Wednesday, March 23, 2005
© Copyright 2014
Clayton News Daily
By Justin Boron
Clayton County Sheriff Victor Hill must ask permission from a federal judge before he takes any personnel action on the sheriff employees directly affected by the 27 firings that came on Hill's first day on the job.
But U.S. District Court Judge Charles Moye did give him permission to make changes to employees below the rank of correctional officers.
A consent order agreed upon by both parties in a federal discriminaton suit against Hill also removes a motion for contempt filed two weeks ago by the 27 fired employees' attorney, Harlan Miller.
In a separate portion of litigation involving Hill, a Superior Court judge is scheduled to hear argmuments on Thursday pertaining to the question of sheriff employees' protection under the Clayton County Civil Service Act, which requires just cause for dismissals.
The ruling is expected to have some impact on the outcome of the federal case because Hill has maintained he had the legal right to dismiss the employees, saying the Sheriff's Office had not technically been brought under the law.
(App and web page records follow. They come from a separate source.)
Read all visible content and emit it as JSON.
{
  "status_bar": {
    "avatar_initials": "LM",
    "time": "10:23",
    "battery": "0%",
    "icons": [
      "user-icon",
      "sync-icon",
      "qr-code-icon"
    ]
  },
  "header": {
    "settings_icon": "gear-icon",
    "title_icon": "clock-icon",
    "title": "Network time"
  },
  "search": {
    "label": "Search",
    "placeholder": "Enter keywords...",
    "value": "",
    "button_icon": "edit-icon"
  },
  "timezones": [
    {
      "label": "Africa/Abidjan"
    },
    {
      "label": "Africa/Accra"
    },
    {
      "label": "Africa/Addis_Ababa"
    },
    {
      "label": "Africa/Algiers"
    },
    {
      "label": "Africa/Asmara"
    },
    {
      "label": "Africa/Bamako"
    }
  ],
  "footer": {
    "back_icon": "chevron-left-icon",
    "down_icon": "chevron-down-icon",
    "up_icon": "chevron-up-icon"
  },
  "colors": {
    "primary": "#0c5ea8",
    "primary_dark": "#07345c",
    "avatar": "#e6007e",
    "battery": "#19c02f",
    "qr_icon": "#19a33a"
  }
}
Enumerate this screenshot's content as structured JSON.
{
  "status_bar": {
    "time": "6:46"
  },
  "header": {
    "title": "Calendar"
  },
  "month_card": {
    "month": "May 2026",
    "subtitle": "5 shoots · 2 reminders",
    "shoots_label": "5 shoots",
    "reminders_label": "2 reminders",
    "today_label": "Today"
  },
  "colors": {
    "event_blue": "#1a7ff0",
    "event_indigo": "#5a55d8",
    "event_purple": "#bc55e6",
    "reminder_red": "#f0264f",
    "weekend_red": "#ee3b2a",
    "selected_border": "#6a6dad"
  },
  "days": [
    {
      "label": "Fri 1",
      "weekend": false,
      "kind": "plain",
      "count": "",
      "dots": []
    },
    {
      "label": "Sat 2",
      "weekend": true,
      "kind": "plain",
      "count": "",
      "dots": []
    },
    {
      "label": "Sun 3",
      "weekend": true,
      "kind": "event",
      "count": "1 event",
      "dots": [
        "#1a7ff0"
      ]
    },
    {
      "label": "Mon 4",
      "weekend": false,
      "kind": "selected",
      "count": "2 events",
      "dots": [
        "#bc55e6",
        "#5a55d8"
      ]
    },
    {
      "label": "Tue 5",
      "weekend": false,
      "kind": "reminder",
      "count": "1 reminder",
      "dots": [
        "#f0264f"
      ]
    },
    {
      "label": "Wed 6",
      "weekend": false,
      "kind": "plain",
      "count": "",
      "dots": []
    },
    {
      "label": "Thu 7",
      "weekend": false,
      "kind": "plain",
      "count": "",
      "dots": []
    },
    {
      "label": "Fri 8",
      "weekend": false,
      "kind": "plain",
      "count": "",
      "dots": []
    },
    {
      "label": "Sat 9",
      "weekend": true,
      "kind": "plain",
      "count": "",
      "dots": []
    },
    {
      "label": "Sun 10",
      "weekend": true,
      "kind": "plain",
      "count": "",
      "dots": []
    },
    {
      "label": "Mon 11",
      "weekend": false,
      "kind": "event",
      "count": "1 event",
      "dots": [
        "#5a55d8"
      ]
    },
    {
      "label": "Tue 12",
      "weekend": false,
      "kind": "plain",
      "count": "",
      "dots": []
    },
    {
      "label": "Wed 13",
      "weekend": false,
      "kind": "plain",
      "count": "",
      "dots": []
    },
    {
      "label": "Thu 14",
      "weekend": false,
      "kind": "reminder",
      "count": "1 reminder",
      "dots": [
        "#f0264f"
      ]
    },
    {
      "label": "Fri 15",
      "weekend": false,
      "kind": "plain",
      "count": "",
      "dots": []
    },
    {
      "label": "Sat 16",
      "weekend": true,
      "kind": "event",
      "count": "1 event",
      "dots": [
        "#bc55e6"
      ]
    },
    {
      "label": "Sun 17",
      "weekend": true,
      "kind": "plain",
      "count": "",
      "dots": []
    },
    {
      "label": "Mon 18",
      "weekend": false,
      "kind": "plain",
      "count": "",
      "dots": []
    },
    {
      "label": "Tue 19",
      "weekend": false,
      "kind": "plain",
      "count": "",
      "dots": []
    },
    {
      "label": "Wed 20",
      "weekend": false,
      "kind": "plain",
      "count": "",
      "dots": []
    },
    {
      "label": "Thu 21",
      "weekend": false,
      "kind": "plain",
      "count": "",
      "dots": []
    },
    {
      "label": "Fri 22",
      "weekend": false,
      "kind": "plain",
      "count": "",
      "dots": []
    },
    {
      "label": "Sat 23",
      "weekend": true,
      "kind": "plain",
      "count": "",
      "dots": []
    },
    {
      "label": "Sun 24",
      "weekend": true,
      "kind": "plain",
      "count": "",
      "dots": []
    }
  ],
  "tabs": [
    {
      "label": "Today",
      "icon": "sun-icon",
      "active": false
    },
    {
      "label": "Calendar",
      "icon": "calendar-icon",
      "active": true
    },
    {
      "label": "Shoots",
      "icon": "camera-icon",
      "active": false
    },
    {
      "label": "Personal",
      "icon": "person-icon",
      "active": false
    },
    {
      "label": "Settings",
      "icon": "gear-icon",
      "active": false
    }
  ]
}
County government officials contend the Sheriff's Office has historically operated under the law.